|Two Sisters from Boston|
|Directed by||Henry Koster|
|Written by||Myles Connolly|
|Produced by||Joe Pasternak|
|Edited by||Douglass Biggs|
|Distributed by||Loew's Inc.|
Two Sisters from Boston is a 1946 musical comedy film directed by Henry Koster and starring Kathryn Grayson, June Allyson, Lauritz Melchior, Jimmy Durante and Peter Lawford. The film features songs by Sammy Fain and Ralph Freed.
Abigail, a young lady from Boston, leaves home to go to New York City for singing lessons in pursuit of her grand ambition to sing for the Metropolitan Opera. Unable to make ends meet, she takes a job singing in a Bowery beer hall without telling anyone from her family back home.
When a rumor gets back to Boston that Abigail is performing at a beer hall and showing her limbs, her family is shocked and they decide that they must come to New York and investigate the rumor. Abigail then lies to her family and claims to sing in the Metropolitan Opera, not a beer hall. She even sneaks into a performance at the Met, persuading her family that she really is a singer there, despite causing a mishap that interferes with Olaf Olstrom, the company's top tenor.
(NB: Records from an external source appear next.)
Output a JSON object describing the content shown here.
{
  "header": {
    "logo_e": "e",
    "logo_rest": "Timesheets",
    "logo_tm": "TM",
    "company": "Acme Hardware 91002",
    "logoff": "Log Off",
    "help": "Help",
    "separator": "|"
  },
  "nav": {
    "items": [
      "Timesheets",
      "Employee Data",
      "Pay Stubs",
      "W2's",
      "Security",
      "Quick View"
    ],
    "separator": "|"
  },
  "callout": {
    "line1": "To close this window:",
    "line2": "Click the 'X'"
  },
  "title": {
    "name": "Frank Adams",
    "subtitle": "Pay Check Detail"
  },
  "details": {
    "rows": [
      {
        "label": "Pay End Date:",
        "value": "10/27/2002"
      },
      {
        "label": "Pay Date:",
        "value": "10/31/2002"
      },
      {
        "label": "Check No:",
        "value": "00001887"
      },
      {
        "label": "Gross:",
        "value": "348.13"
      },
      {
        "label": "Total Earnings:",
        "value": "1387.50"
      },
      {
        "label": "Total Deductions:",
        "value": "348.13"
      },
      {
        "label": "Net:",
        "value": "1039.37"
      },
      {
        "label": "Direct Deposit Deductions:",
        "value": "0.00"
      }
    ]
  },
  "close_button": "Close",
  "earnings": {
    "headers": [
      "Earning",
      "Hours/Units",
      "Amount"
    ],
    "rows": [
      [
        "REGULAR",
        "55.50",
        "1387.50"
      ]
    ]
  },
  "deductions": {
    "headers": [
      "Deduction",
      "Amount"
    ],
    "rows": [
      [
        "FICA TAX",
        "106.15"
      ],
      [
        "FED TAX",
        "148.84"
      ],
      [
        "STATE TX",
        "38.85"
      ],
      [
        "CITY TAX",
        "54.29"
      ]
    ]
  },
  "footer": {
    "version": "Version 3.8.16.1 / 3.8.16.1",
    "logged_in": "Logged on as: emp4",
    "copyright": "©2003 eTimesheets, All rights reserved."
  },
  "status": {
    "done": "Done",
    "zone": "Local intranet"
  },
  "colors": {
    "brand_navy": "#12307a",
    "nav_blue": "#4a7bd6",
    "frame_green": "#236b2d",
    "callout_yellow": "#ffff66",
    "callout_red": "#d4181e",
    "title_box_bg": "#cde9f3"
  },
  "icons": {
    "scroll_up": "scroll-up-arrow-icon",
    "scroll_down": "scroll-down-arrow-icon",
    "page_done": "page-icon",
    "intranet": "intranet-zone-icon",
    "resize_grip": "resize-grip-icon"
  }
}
Martha, Abigail’s sister, eventually figures things out. She decides that she must help Abigail really get into the opera so that Abigail can leave her scandalous job at the beer hall. Along the way, Martha must cover for Abigail and protect the secret of her job at the beer hall. Martha ends up meeting a young man named Lawrence and begins a romance with him.
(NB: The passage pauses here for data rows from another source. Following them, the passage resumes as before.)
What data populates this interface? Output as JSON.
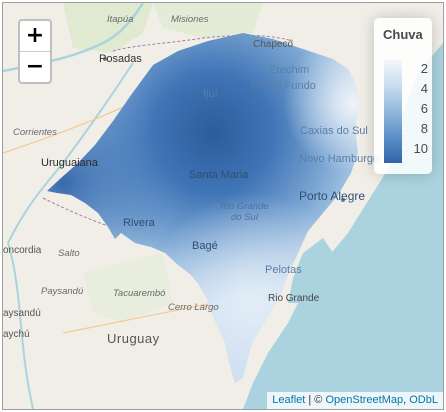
{
  "map": {
    "places": {
      "itapua": "Itapúa",
      "misiones": "Misiones",
      "posadas": "Posadas",
      "chapeco": "Chapecó",
      "erechim": "Erechim",
      "ijui": "Ijuí",
      "passo_fundo": "Passo Fundo",
      "corrientes": "Corrientes",
      "caxias": "Caxias do Sul",
      "novo_hamburgo": "Novo Hamburgo",
      "uruguaiana": "Uruguaiana",
      "santa_maria": "Santa Maria",
      "porto_alegre": "Porto Alegre",
      "rio_grande_do_sul_1": "Rio Grande",
      "rio_grande_do_sul_2": "do Sul",
      "rivera": "Rivera",
      "concordia": "oncordia",
      "salto": "Salto",
      "bage": "Bagé",
      "pelotas": "Pelotas",
      "paysandu": "Paysandú",
      "tacuarembo": "Tacuarembó",
      "rio_grande": "Rio Grande",
      "cerro_largo": "Cerro Largo",
      "aysandu": "aysandú",
      "uruguay": "Uruguay",
      "aychu": "aychú"
    }
  },
  "zoom": {
    "in_label": "+",
    "out_label": "−"
  },
  "legend": {
    "title": "Chuva",
    "ticks": [
      "2",
      "4",
      "6",
      "8",
      "10"
    ],
    "bar_colors": [
      "#f4f8fb",
      "#c9dcee",
      "#92b8dc",
      "#5b8fc8",
      "#2f64a8"
    ]
  },
  "attribution": {
    "leaflet": "Leaflet",
    "separator": " | © ",
    "osm": "OpenStreetMap",
    "comma": ", ",
    "odbl": "ODbL"
  }
}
Music by Sammy Fain, lyrics by Ralph Freed.
According to MGM records, the film was a hit, making $3,334,000 in the US and Canada and $1,127,000 elsewhere, leading to a profit of $605,000.
The English post-punk band The Chameleons used a sample from the film as the introduction to the song "Don't Fall," the first song on their 1983 debut album Script of the Bridge. The scene features Lawford's character, Lawrence Tyburt Patterson, Jr., asking his mother, played by Nella Walker, about the age of his father. After she tells him that his father is younger than he looks and still 'spry,' Patterson, Jr. says "In his autumn, before the winter, comes man's last mad surge of youth." His mother quickly replies, "What on earth are you talking about?" These two lines consist of the sample as used by the Chameleons. Patterson, Jr. goes on to say that he is quoting the ancient Greek dramatist Sophocles, but the quote itself appears to be either apocryphal, misattributed by the screenwriters or else created by them originally. The Chameleons also used the same sample on an otherwise instrumental recording from the same period, "Prisoners of the Sun."